What’s your regular workday like?
My regular working day with GSM depends on whether we are at the office or taking meetings for our producers or artist. In the office it usually consists of taking calls, sending and answering to emails, social media activity and further planning.
The interesting part for me is taking the meetings with producer/songwriters looking to work with Shaun, record labels, publishers, radio and TV pluggers and the show appearances which I try to always attend. It’s so important for me or any manager to create and maintain a positive relationship with the artist, so coming to these appearances (no matter the cost) is a must for positive relationship building. If you are looking to get into management, make sure that you are ready to invest in creating relationships as they are the keys to many locked doors, also note that that the artist always comes first. Whatever the artists wants, you will do your utter best to provide and make this happen (within reason).
“If you are looking to get into management, make sure that you are ready to invest in creating relationships as they are the keys to many locked doors.”
As well as representing Shaun, we represent a number of Advertising, Television & Film composers. Recently, our clients have composed the music for the Mr Bean Snickers worldwide TV & Cinema campaign, PS4, L’Oreal, Comfort and Pampers as well as countless bespoke compositions for TV programmes. Our composers have also orchestrated and conducted for War and Peace, Woman in Gold and the (2016) Oscar nominated Steve Jobs movie.
One of our Music Producers Gavin Monaghan has an unbelievable talent of scouting unsigned bands and working with them in his studio “Magic Garden”, Wolverhampton. His most recent high profile project is with a band called The Sherlocks who have just signed to BMG and are currently on tour. Gavin has had the pleasure of producing The Sherlocks’ forthcoming album, which is scheduled to be released on 18th August.
You’ve also been involved in some festivals. Can you tell us about that?
I’ve recently been involved in some live events for up and coming artists looking for paid opportunities. I feel it’s important to create and nurture as many paid opportunities as I can as there just aren’t enough out there. There are countless amounts of open mic nights which are fantastic but rarely any paid opportunities and this is something I want to create more of. From previous experience I know that being an artist is tough from the get go, your income revenue is based around four things, live music, PRS royalties, PPL and music sales.
If you can get a paid gig for let’s say £30 for half an hour you have the ability to potentially double your income by selling your CDs at the event.
Do you think the University course helped you succeed in music?

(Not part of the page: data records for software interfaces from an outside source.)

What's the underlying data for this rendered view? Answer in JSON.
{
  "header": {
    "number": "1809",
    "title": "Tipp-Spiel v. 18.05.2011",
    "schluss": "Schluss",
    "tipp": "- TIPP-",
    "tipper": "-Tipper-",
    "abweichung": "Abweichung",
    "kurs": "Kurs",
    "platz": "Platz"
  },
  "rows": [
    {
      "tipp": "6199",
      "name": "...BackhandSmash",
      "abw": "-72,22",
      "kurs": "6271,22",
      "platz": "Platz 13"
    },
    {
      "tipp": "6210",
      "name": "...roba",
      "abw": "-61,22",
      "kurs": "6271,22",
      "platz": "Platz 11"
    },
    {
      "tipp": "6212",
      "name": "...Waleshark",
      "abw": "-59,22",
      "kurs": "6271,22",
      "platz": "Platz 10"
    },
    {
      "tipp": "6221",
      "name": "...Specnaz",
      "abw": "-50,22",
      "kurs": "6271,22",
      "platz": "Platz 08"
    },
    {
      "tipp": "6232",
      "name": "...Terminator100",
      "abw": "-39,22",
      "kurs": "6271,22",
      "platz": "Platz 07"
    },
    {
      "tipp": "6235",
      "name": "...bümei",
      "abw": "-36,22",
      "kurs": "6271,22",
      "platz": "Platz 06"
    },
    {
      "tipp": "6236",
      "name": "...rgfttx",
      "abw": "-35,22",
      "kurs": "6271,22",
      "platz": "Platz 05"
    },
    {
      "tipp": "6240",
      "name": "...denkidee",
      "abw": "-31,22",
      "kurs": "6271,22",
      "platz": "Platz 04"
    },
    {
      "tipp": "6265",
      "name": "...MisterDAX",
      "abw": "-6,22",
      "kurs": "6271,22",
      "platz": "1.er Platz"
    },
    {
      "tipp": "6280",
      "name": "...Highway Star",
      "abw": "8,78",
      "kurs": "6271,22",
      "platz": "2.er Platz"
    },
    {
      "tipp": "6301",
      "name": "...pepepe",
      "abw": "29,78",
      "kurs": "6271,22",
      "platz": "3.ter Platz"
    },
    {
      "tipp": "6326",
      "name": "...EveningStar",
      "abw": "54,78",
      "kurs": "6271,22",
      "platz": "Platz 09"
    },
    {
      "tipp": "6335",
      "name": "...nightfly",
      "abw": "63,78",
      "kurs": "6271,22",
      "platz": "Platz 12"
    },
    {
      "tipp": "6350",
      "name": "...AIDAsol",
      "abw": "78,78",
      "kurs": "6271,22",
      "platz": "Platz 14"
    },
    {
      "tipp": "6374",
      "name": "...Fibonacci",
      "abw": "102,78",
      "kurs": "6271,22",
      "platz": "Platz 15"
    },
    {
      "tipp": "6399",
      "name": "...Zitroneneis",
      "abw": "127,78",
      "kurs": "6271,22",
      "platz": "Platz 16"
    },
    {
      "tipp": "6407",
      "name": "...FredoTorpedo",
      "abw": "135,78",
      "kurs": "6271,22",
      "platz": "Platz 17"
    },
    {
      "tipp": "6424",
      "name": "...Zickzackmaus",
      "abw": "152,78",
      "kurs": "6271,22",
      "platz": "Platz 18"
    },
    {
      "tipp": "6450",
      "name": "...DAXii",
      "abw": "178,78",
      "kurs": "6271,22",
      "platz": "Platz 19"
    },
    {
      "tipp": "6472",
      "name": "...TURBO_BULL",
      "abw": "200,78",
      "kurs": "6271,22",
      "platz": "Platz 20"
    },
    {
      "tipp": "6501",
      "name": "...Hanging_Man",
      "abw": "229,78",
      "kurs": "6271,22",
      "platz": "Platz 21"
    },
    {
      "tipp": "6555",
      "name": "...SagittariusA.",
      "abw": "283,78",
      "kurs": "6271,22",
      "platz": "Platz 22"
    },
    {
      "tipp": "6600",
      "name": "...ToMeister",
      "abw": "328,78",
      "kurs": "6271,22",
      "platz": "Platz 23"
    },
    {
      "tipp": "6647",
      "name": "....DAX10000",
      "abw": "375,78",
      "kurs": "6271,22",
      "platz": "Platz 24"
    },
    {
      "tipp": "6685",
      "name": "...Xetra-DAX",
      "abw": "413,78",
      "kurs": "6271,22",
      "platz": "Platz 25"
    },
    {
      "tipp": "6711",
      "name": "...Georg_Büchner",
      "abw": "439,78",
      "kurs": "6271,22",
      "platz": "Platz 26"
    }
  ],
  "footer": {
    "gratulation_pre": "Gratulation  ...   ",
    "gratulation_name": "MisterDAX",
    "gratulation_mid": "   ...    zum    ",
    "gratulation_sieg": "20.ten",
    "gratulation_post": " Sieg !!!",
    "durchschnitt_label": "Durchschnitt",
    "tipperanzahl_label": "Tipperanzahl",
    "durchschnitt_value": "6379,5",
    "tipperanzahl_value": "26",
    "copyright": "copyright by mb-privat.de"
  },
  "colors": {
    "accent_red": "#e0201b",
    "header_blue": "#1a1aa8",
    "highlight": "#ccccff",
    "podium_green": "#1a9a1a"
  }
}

I feel that coming to University was an unbelievable experience. The help and guidance from the lecturers was fantastic. What you’ve got to remember is that these lecturers are connected and if you can create and maintain a healthy relationship with them (just like in the management business) they will help you get to where you want to be. I got introduced by the incredible Paul Rutter to both managers Colin Lester and Giles Stanley on separate occasions and I feel this was because I worked hard and showed the utmost respect to him and the lectures. I still now talk to Paul on occasion and other as it’s important to keep these relationships going as you never know when they may come in hand.
“I feel that coming to University was an unbelievable experience.”
What can you suggest to current students who want to get into the industry?
Talk to anyone and everybody who is of relevance and can potentially help get you to the next level. Do not be afraid to ask question either as most people will be more than happy to oblige. This is how I got my work experience working for Jem Artists (Craig David) management. My main bit of advise would be, learn to be able to take criticism. You can turn every bit of criticism into a positive and if you can learn how to do this, you will thrive in this industry.
“You can turn every bit of criticism into a positive and if you can learn how to do this, you will thrive in this industry.”